Neuroimaging, also known as brain imaging, uses various methods to allow neuroscientists to see inside the living brain. Analysing neuroimaging, as well as neurological symptoms in patients with ...
- ENIGMA MDD: seven years of global neuroimaging studies of major depression through worldwide data sharingon May 29, 2020 at 1:23 pm
However, despite intensive neuroimaging research towards this effort, underpowered studies and a lack of reproducible findings have hindered progress. Here, we discuss the work of the ENIGMA Major ...
- These are the 2 most common neurological COVID-19 symptomson May 29, 2020 at 9:13 am
The medical and scientific communities have a fairly clear understanding of COVID-19’s impact on the lungs and respiratory system, but what the coronavirus can do to our central nervous systems ...
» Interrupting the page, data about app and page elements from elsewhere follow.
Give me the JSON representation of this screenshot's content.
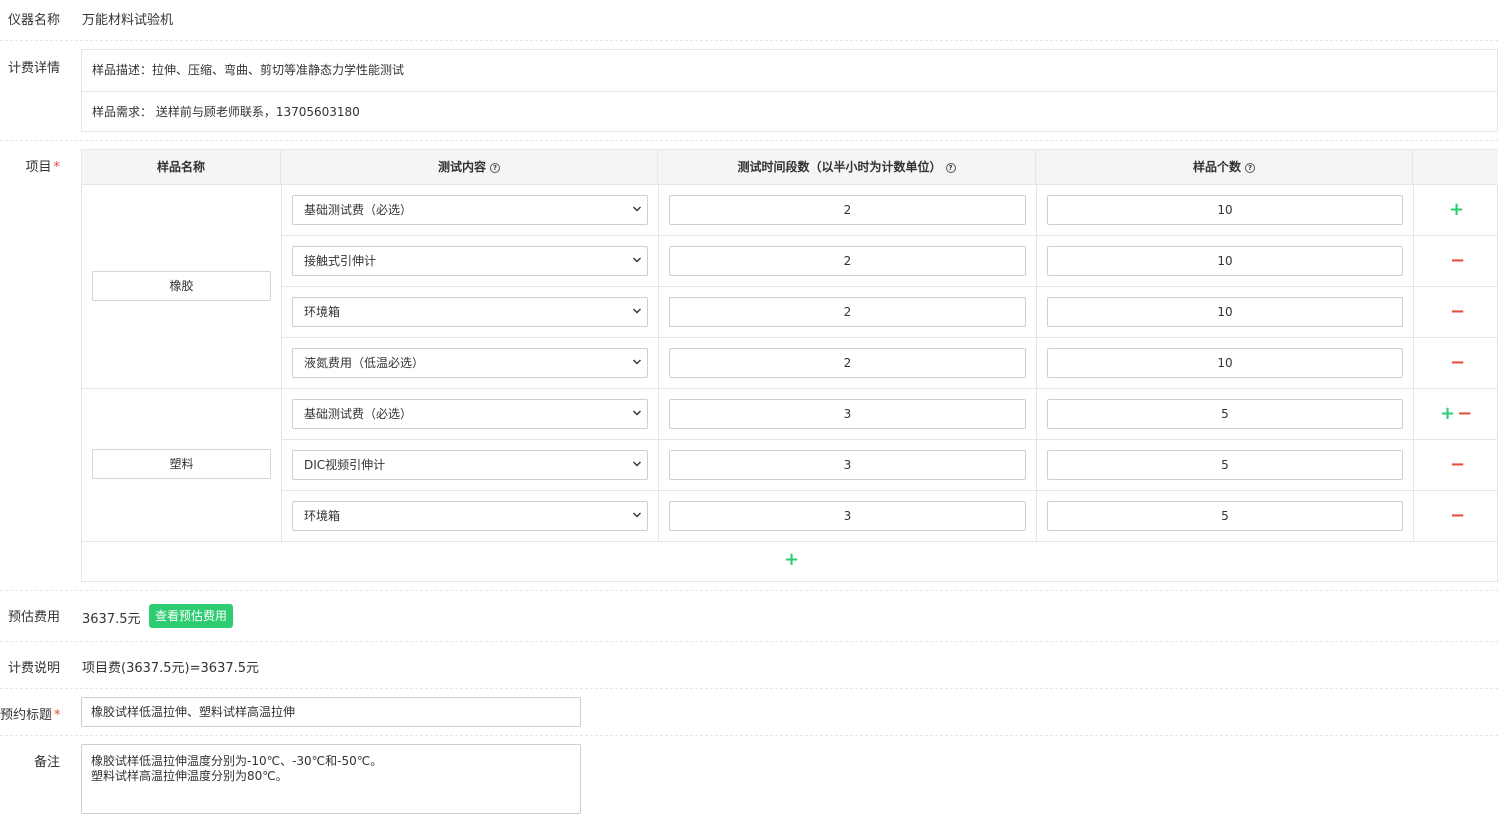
{
  "instrument": {
    "label": "仪器名称",
    "value": "万能材料试验机"
  },
  "billing_detail": {
    "label": "计费详情",
    "description": "样品描述：拉伸、压缩、弯曲、剪切等准静态力学性能测试",
    "requirement": "样品需求： 送样前与顾老师联系，13705603180"
  },
  "items": {
    "label": "项目",
    "required_mark": "*",
    "headers": {
      "sample_name": "样品名称",
      "test_content": "测试内容",
      "time_segments": "测试时间段数（以半小时为计数单位）",
      "sample_count": "样品个数",
      "help_glyph": "?"
    },
    "groups": [
      {
        "sample": "橡胶",
        "rows": [
          {
            "content": "基础测试费（必选）",
            "time": "2",
            "count": "10",
            "actions": "+"
          },
          {
            "content": "接触式引伸计",
            "time": "2",
            "count": "10",
            "actions": "−"
          },
          {
            "content": "环境箱",
            "time": "2",
            "count": "10",
            "actions": "−"
          },
          {
            "content": "液氮费用（低温必选）",
            "time": "2",
            "count": "10",
            "actions": "−"
          }
        ]
      },
      {
        "sample": "塑料",
        "rows": [
          {
            "content": "基础测试费（必选）",
            "time": "3",
            "count": "5",
            "actions": "+−"
          },
          {
            "content": "DIC视频引伸计",
            "time": "3",
            "count": "5",
            "actions": "−"
          },
          {
            "content": "环境箱",
            "time": "3",
            "count": "5",
            "actions": "−"
          }
        ]
      }
    ],
    "add_group": "+"
  },
  "estimate": {
    "label": "预估费用",
    "value": "3637.5元",
    "button": "查看预估费用"
  },
  "billing_note": {
    "label": "计费说明",
    "value": "项目费(3637.5元)=3637.5元"
  },
  "booking_title": {
    "label": "预约标题",
    "required_mark": "*",
    "value": "橡胶试样低温拉伸、塑料试样高温拉伸"
  },
  "remark": {
    "label": "备注",
    "line1": "橡胶试样低温拉伸温度分别为-10℃、-30℃和-50℃。",
    "line2": "塑料试样高温拉伸温度分别为80℃。"
  },
  "colors": {
    "accent_green": "#2ecc71",
    "danger_red": "#e74c3c",
    "border": "#e6e6e6"
  },
  "icons": {
    "select_arrow": "chevron-down-icon",
    "help": "question-circle-icon"
  }
}
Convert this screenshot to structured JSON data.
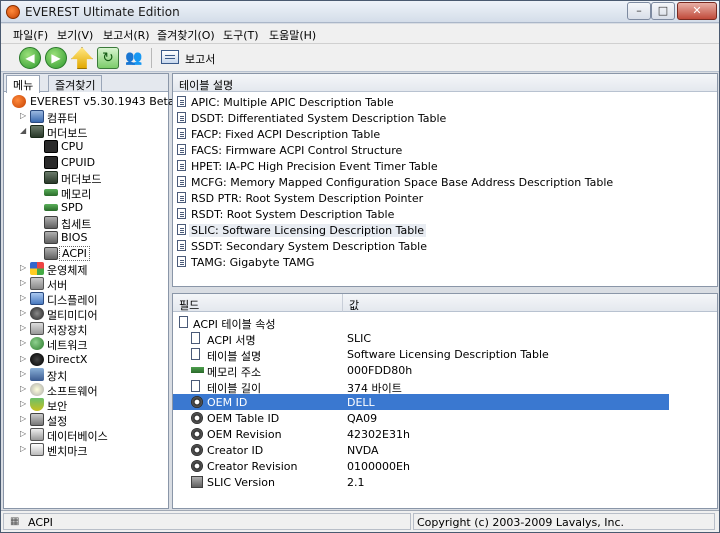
{
  "window": {
    "title": "EVEREST Ultimate Edition",
    "min_glyph": "–",
    "max_glyph": "□",
    "close_glyph": "✕"
  },
  "menu": [
    "파일(F)",
    "보기(V)",
    "보고서(R)",
    "즐겨찾기(O)",
    "도구(T)",
    "도움말(H)"
  ],
  "toolbar": {
    "back_glyph": "◀",
    "forward_glyph": "▶",
    "refresh_glyph": "↻",
    "users_glyph": "👥",
    "report_label": "보고서"
  },
  "left_tabs": [
    "메뉴",
    "즐겨찾기"
  ],
  "tree": [
    {
      "label": "EVEREST v5.30.1943 Beta",
      "icon": "everest-logo-icon",
      "level": 0,
      "expander": ""
    },
    {
      "label": "컴퓨터",
      "icon": "computer-icon",
      "level": 1,
      "expander": "▷"
    },
    {
      "label": "머더보드",
      "icon": "motherboard-icon",
      "level": 1,
      "expander": "◢"
    },
    {
      "label": "CPU",
      "icon": "cpu-icon",
      "level": 2,
      "expander": ""
    },
    {
      "label": "CPUID",
      "icon": "cpu-icon",
      "level": 2,
      "expander": ""
    },
    {
      "label": "머더보드",
      "icon": "motherboard-icon",
      "level": 2,
      "expander": ""
    },
    {
      "label": "메모리",
      "icon": "memory-icon",
      "level": 2,
      "expander": ""
    },
    {
      "label": "SPD",
      "icon": "memory-icon",
      "level": 2,
      "expander": ""
    },
    {
      "label": "칩세트",
      "icon": "chipset-icon",
      "level": 2,
      "expander": ""
    },
    {
      "label": "BIOS",
      "icon": "chipset-icon",
      "level": 2,
      "expander": ""
    },
    {
      "label": "ACPI",
      "icon": "chipset-icon",
      "level": 2,
      "expander": "",
      "selected": true
    },
    {
      "label": "운영체제",
      "icon": "windows-icon",
      "level": 1,
      "expander": "▷"
    },
    {
      "label": "서버",
      "icon": "server-icon",
      "level": 1,
      "expander": "▷"
    },
    {
      "label": "디스플레이",
      "icon": "monitor-icon",
      "level": 1,
      "expander": "▷"
    },
    {
      "label": "멀티미디어",
      "icon": "speaker-icon",
      "level": 1,
      "expander": "▷"
    },
    {
      "label": "저장장치",
      "icon": "drive-icon",
      "level": 1,
      "expander": "▷"
    },
    {
      "label": "네트워크",
      "icon": "network-icon",
      "level": 1,
      "expander": "▷"
    },
    {
      "label": "DirectX",
      "icon": "directx-icon",
      "level": 1,
      "expander": "▷"
    },
    {
      "label": "장치",
      "icon": "device-icon",
      "level": 1,
      "expander": "▷"
    },
    {
      "label": "소프트웨어",
      "icon": "software-icon",
      "level": 1,
      "expander": "▷"
    },
    {
      "label": "보안",
      "icon": "shield-icon",
      "level": 1,
      "expander": "▷"
    },
    {
      "label": "설정",
      "icon": "settings-icon",
      "level": 1,
      "expander": "▷"
    },
    {
      "label": "데이터베이스",
      "icon": "database-icon",
      "level": 1,
      "expander": "▷"
    },
    {
      "label": "벤치마크",
      "icon": "benchmark-icon",
      "level": 1,
      "expander": "▷"
    }
  ],
  "table_list": {
    "header": "테이블 설명",
    "rows": [
      "APIC: Multiple APIC Description Table",
      "DSDT: Differentiated System Description Table",
      "FACP: Fixed ACPI Description Table",
      "FACS: Firmware ACPI Control Structure",
      "HPET: IA-PC High Precision Event Timer Table",
      "MCFG: Memory Mapped Configuration Space Base Address Description Table",
      "RSD PTR: Root System Description Pointer",
      "RSDT: Root System Description Table",
      "SLIC: Software Licensing Description Table",
      "SSDT: Secondary System Description Table",
      "TAMG: Gigabyte TAMG"
    ],
    "selected_index": 8
  },
  "properties": {
    "col_field": "필드",
    "col_value": "값",
    "rows": [
      {
        "field": "ACPI 테이블 속성",
        "value": "",
        "icon": "doc-icon",
        "indent": 0
      },
      {
        "field": "ACPI 서명",
        "value": "SLIC",
        "icon": "doc-icon",
        "indent": 1
      },
      {
        "field": "테이블 설명",
        "value": "Software Licensing Description Table",
        "icon": "doc-icon",
        "indent": 1
      },
      {
        "field": "메모리 주소",
        "value": "000FDD80h",
        "icon": "memory-icon",
        "indent": 1
      },
      {
        "field": "테이블 길이",
        "value": "374 바이트",
        "icon": "doc-icon",
        "indent": 1
      },
      {
        "field": "OEM ID",
        "value": "DELL",
        "icon": "gear-icon",
        "indent": 1,
        "highlight": true
      },
      {
        "field": "OEM Table ID",
        "value": "QA09",
        "icon": "gear-icon",
        "indent": 1
      },
      {
        "field": "OEM Revision",
        "value": "42302E31h",
        "icon": "gear-icon",
        "indent": 1
      },
      {
        "field": "Creator ID",
        "value": "NVDA",
        "icon": "gear-icon",
        "indent": 1
      },
      {
        "field": "Creator Revision",
        "value": "0100000Eh",
        "icon": "gear-icon",
        "indent": 1
      },
      {
        "field": "SLIC Version",
        "value": "2.1",
        "icon": "chipset-icon",
        "indent": 1
      }
    ]
  },
  "status": {
    "left": "ACPI",
    "right": "Copyright (c) 2003-2009 Lavalys, Inc."
  },
  "colors": {
    "selection": "#3a78d0",
    "title_accent": "#c44000"
  }
}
- Clues to COVID-19 in the brain uncovered in new studyon May 27, 2020 at 10:50 am
A study reviewing neuroimaging and neurological symptoms in patients with COVID-19 may shed light on the virus's impact on the central nervous system. A study by University of Cincinnati ...
- UC study uncovers clues to COVID-19 in the brainon May 27, 2020 at 5:44 am
A study by University of Cincinnati researchers and three Italian institutions reviewing neuroimaging and neurological symptoms in patients with COVID-19 may shed light on the virus’s impact on the ...
- Translational Neuroimaging and Neurophysiologyon April 26, 2020 at 11:11 am
Director: Jianhui Zhong, Ph.D., Co-Director: Ed Freedman, Ph.D. The Translational Neuroimaging and Neurophysiology (TNN) Core provides UR-IDDRC investigators with priority access to fully modernized ...
via Bing News